Estrogen-progestogen replacement therapy (HRT) may be associated with deterioration of insulin sensitivity in comparison to estrogens alone, which tend to improve insulin sensitivity in postmenopausal women. Insulin sensitivity with the use of continuous combined 17-β estradiol/norethis-terone acetate (E2/NETA) preparations has not been examined before in postmenopausal women.
In a double-blind randomized parallel study, we evaluated the effect of 2 mg E2/1 mg NETA (high dose E2/NETA), 1 mg E2/0.5 mg NETA (low dose E2/NETA), or placebo (P) on the insulin sensitivity index (S1) in three groups (18 women/group) of postmenopausal nondiabetic women (follicle stimulating hormone [FSH] > 40 mlU/mL, mean ± SD) aged 56 ± 3 years, BMI 25 ± 4 kg/m2, cholesterol 233 ± 42 mg/dL, and triglycerides 87 ± 36 mg/dL. Insulin sensitivity was measured by means of a two-step hyperinsulinemic euglycemic glucose clamp (insulin infusion rate, 0.25 and 1.0 mU/kg/min for 120 min each) at baseline and after 3 months of daily administration of high dose E2/NETA, low dose E2/NETA, or P. Analysis was performed assuming equivalence of start-end changes of insulin sensitivity among treatment groups (Anderson-Hauck test).
S1 was 7.7 ± 2.9,7.5 ± 3.4, 6.8 ± 2.2 at baseline and 6.3 ± 3.0,7.9 ± 2.5, 7.1 ± 3.1 mL/min/m2 per μ, U/mL 3 months after the administration of high dose E2/NETA, low dose E2/NETA, and P, respectively.
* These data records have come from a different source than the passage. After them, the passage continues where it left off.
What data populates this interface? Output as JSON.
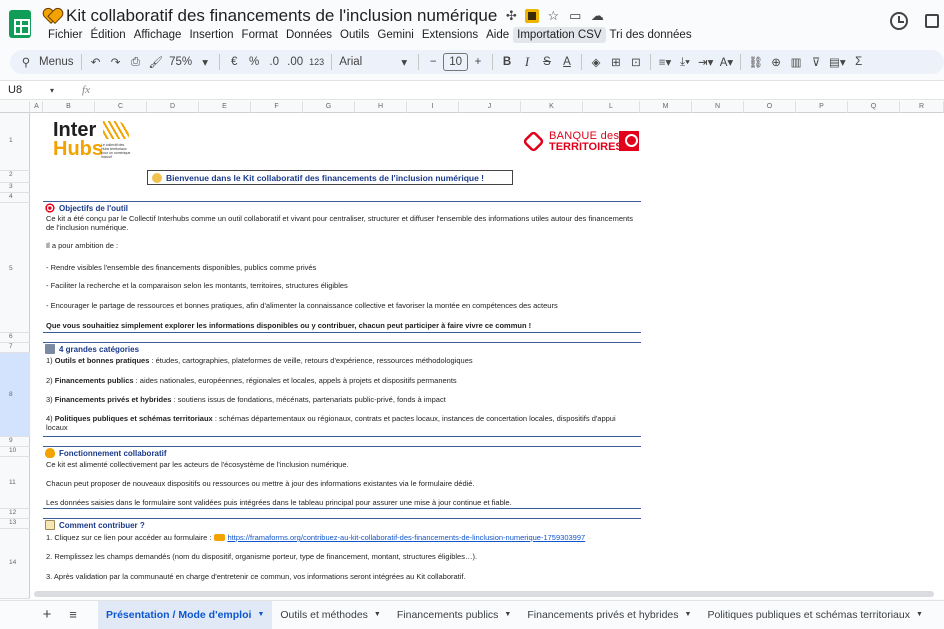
{
  "window": {
    "title": "Kit collaboratif des financements de l'inclusion numérique",
    "menu": [
      "Fichier",
      "Édition",
      "Affichage",
      "Insertion",
      "Format",
      "Données",
      "Outils",
      "Gemini",
      "Extensions",
      "Aide",
      "Importation CSV",
      "Tri des données"
    ]
  },
  "toolbar": {
    "search": "Menus",
    "zoom": "75%",
    "currency": "€",
    "percent": "%",
    "dec_less": ".0",
    "dec_more": ".00",
    "format_123": "123",
    "font": "Arial",
    "minus": "−",
    "font_size": "10",
    "plus": "+",
    "bold": "B",
    "italic": "I",
    "strike": "S",
    "text_color": "A",
    "sigma": "Σ"
  },
  "formula_bar": {
    "cell": "U8",
    "fx": "fx"
  },
  "columns": [
    "A",
    "B",
    "C",
    "D",
    "E",
    "F",
    "G",
    "H",
    "I",
    "J",
    "K",
    "L",
    "M",
    "N",
    "O",
    "P",
    "Q",
    "R"
  ],
  "rows": [
    "1",
    "2",
    "3",
    "4",
    "5",
    "6",
    "7",
    "8",
    "9",
    "10",
    "11",
    "12",
    "13",
    "14"
  ],
  "logos": {
    "interhubs_1": "Inter",
    "interhubs_2": "Hubs",
    "interhubs_small": "Le collectif des Hubs territoriaux pour un numérique inclusif",
    "bdt_1": "BANQUE des",
    "bdt_2": "TERRITOIRES"
  },
  "content": {
    "welcome": "Bienvenue dans le Kit collaboratif des financements de l'inclusion numérique !",
    "sec1_title": "Objectifs de l'outil",
    "sec1_p1": "Ce kit a été conçu par le Collectif Interhubs comme un outil collaboratif et vivant pour centraliser, structurer et diffuser l'ensemble des informations utiles autour des financements de l'inclusion numérique.",
    "sec1_p2": "Il a pour ambition de :",
    "sec1_b1": "- Rendre visibles l'ensemble des financements disponibles, publics comme privés",
    "sec1_b2": "- Faciliter la recherche et la comparaison selon les montants, territoires, structures éligibles",
    "sec1_b3": "- Encourager le partage de ressources et bonnes pratiques, afin d'alimenter la connaissance collective et favoriser la montée en compétences des acteurs",
    "sec1_bold": "Que vous souhaitiez simplement explorer les informations disponibles ou y contribuer, chacun peut participer à faire vivre ce commun !",
    "sec2_title": "4 grandes catégories",
    "sec2_l1_b": "Outils et bonnes pratiques",
    "sec2_l1_n": "1) ",
    "sec2_l1_t": " : études, cartographies, plateformes de veille, retours d'expérience, ressources méthodologiques",
    "sec2_l2_n": "2) ",
    "sec2_l2_b": "Financements publics",
    "sec2_l2_t": " : aides nationales, européennes, régionales et locales, appels à projets et dispositifs permanents",
    "sec2_l3_n": "3) ",
    "sec2_l3_b": "Financements privés et hybrides",
    "sec2_l3_t": " : soutiens issus de fondations, mécénats, partenariats public-privé, fonds à impact",
    "sec2_l4_n": "4) ",
    "sec2_l4_b": "Politiques publiques et schémas territoriaux",
    "sec2_l4_t": " : schémas départementaux ou régionaux, contrats et pactes locaux, instances de concertation locales, dispositifs d'appui locaux",
    "sec3_title": "Fonctionnement collaboratif",
    "sec3_p1": "Ce kit est alimenté collectivement par les acteurs de l'écosystème de l'inclusion numérique.",
    "sec3_p2": "Chacun peut proposer de nouveaux dispositifs ou ressources ou mettre à jour des informations existantes via le formulaire dédié.",
    "sec3_p3": "Les données saisies dans le formulaire sont validées puis intégrées dans le tableau principal pour assurer une mise à jour continue et fiable.",
    "sec4_title": "Comment contribuer ?",
    "sec4_s1": "1. Cliquez sur ce lien pour accéder au formulaire :",
    "sec4_link": "https://framaforms.org/contribuez-au-kit-collaboratif-des-financements-de-linclusion-numerique-1759303997",
    "sec4_s2": "2. Remplissez les champs demandés (nom du dispositif, organisme porteur, type de financement, montant, structures éligibles…).",
    "sec4_s3": "3. Après validation par la communauté en charge d'entretenir ce commun, vos informations seront intégrées au Kit collaboratif."
  },
  "tabs": [
    "Présentation / Mode d'emploi",
    "Outils et méthodes",
    "Financements publics",
    "Financements privés et hybrides",
    "Politiques publiques et schémas territoriaux"
  ]
}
The low dose E2/NETA group had start-to-end changes of S1 which were equivalent to the P group (0.4 [95% confidence interval [CI] −0.8; 1.7] vs. 0.4 [-0.3; 1.0]) (p = 0.02). For the high dose E2/NETA group, equivalence could not be shown with either the P (p = 0.89) or with the low dose E2/NETA group (p = 0.90). S1 within the high dose E2/NETA group decreased by —1.5 (95% CI −2.7; −0.2) mL/min/m2 per μU/mL. HbA1c decreased from 5.3 ± 0.3 to 5.1 ± 0.3% within the high dose E2/NETA group (p < 0.03) and remained unchanged within the low dose E2/NETA and P group. Fasting plasma glucose, fasting serum insulin, and C-peptide, as well as triglycerides and BMI were comparable among the groups at baseline and after 3 months. Total cholesterol decreased by 12% and 8% in women treated with high dose and low dose E2/NETA (p < 0.02), respectively, and remained unchanged within the P group.
These results indicate that 3 months use of a low dose continuous E2/NETA preparation does not change insulin sensitivity in postmenopausal women. At high dose of E2/NETA, a modest decrease seems possible. The effects of E2/NETA on other parameters of carbohydrate and lipid metabolism are neutral or favorable.